The Drudge Report played a nasty joke on Tuesday with the headline “McCain Eyes 2016 Run”, the implication being that the 2008 GOP presidential nominee was entertaining a possible third campaign for the White House.
And as absurd of an idea that is considering McCain’s pitiful record as Republican standard bearer and his advanced age, just the thought of him seeking the presidency almost sent me into a state of apoplexy.
But upon clicking on the link, Matt Drudge’s punchline became apparent: that the Arizonan was mulling a fifth term in the United States Senate, not a presidential bid.
Not since Wendell Willkie (a former Democrat and one-time FDR campaign contributor) has the Republican Party made the mistake of bestowing its presidential nomination upon someone with so much contempt for the party base.
McCain defined the last gasps of his 2000 battle with George W. Bush by trashing evangelical leaders in a desperate attempt to gain traction with moderate voters in states that haven’t voted Republican since the Rubik’s Cube era. He followed that up by not immediately squelching John Kerry’s overtures that he join him on the Democratic ticket in 2004.
Having been a registered Republican since the day I turned 18, I have seen the GOP put up some awful candidates for president; all of them received my vote but the only one I truly regretted voting for was McCain.
Not that I would have under any circumstances supported Barack Obama, my conscience weighed heavy on me while standing inside the voting booth as I contemplated voting for the Constitution Party slate or the petitioned ticket of Ron Paul and Barry Goldwater, Jr. (who appeared on the Louisiana ballot without their consent).
However, I justified pressing the button for McCain as a technical vote for the bottom-half of the GOP ticket (the same logic I employed in voting for Bush-Quayle in 1992). But in light of the manner McCain has conducted himself since 2008, not even Sarah Palin’s shared presence could get me to reenact that vote today.
Though his candidacy was marginalized by the party establishment, I was hoping J.D. Hayworth would have knocked McCain out in the party primary in 2010. It’s easier to rotate a clod out while it’s hard to change out a permanent fixture.
After posing as a conservative, promulgating insincere rhetorical gems such as “build the danged fence” and receiving assistance from the woman his top aides savaged in leaks and “make up all” interviews, McCain reverted to old form as the most prominent Republican critic of conservative Republicans.
My first hope is that McCain will choose not to run as he will turn 80 before election day.
Though this is probably the main reason why he will seek another term as he has nothing else to do but bask in the limelight of established media and feel important.

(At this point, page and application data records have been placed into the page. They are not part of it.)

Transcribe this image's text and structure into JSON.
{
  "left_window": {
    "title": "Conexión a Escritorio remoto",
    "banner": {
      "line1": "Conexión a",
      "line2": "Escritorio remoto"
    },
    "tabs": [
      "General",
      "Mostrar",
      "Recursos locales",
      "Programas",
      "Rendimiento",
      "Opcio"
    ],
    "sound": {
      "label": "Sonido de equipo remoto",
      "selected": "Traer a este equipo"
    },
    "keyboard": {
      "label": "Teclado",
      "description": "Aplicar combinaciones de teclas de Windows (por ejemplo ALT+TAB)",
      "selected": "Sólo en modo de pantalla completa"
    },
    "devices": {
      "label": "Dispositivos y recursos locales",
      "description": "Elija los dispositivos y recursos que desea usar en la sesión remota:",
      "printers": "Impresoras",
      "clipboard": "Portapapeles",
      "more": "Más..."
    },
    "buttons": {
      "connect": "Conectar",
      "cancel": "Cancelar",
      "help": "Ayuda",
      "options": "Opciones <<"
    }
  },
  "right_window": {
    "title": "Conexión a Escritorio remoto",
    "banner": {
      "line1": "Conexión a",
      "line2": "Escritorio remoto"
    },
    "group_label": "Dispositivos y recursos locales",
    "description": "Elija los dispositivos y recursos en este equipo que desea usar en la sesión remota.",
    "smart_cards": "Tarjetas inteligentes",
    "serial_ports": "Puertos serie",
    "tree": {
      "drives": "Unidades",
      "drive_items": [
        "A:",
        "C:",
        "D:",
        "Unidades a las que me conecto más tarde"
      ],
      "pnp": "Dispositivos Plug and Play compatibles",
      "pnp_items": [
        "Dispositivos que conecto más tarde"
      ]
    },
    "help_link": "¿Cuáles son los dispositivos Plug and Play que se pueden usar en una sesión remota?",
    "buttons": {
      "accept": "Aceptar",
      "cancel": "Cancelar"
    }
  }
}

Also his departure from the public eye means his media-star wanna be potty-mouthed daughter Meghan will finally slip into the political oblivion she would have never emerged from had her father not been the kind of man she decried Congressman Mark Sanford for being.
So McCain will most likely stand for re-election in 2016.
My second hope is that conservatives will leave him alone.
Now unless you didn’t read the first 500 words of this column and just skipped to this part, go back and read it. For those who have been reading from the beginning, allow me to explain this seeming logical incongruity.
McCain will be on the ballot in a presidential election year. Being a former party nominee (with my grudging consent), any full-scale attempt to dislodge him from office during a primary will turn into a media circus, transforming an Arizona US Senate primary into a national campaign and further highlighting the divisions within the GOP.
At a minimum it will be an enormous waste of money spent by grassroots activists in a near hopeless campaign when that money could be better channeled in winnable house and senate primaries in other states. One stodgy establishment politician is not worth a dozen new constitutional conservatives.
At worst, McCain is defeated and he becomes a martyr paraded around by the Democrats much like how Republicans exploited the primary defeat of Joe Lieberman to make the other party look foolish and extreme.
And I do not want to give McCain any excuse to hit the Sunday morning shows touting his “former colleague and good friend from New York” in the general election, or worse yet at the Democratic convention.
Rather than challenge McCain in the primary, conservatives should hit him where it will really hurt by fielding a TEA Party independent in the Arizona general election to ensure McCain behaves throughout the general election.
Out of pure necessity, McCain should be tolerated yet ignored to the point he is consumed by cobwebs. Not one red cent should be wasted on giving him the attention he craves via support or opposition.
McCain should be treated as relevant of a figure in this party as Walter Mondale is across the aisle.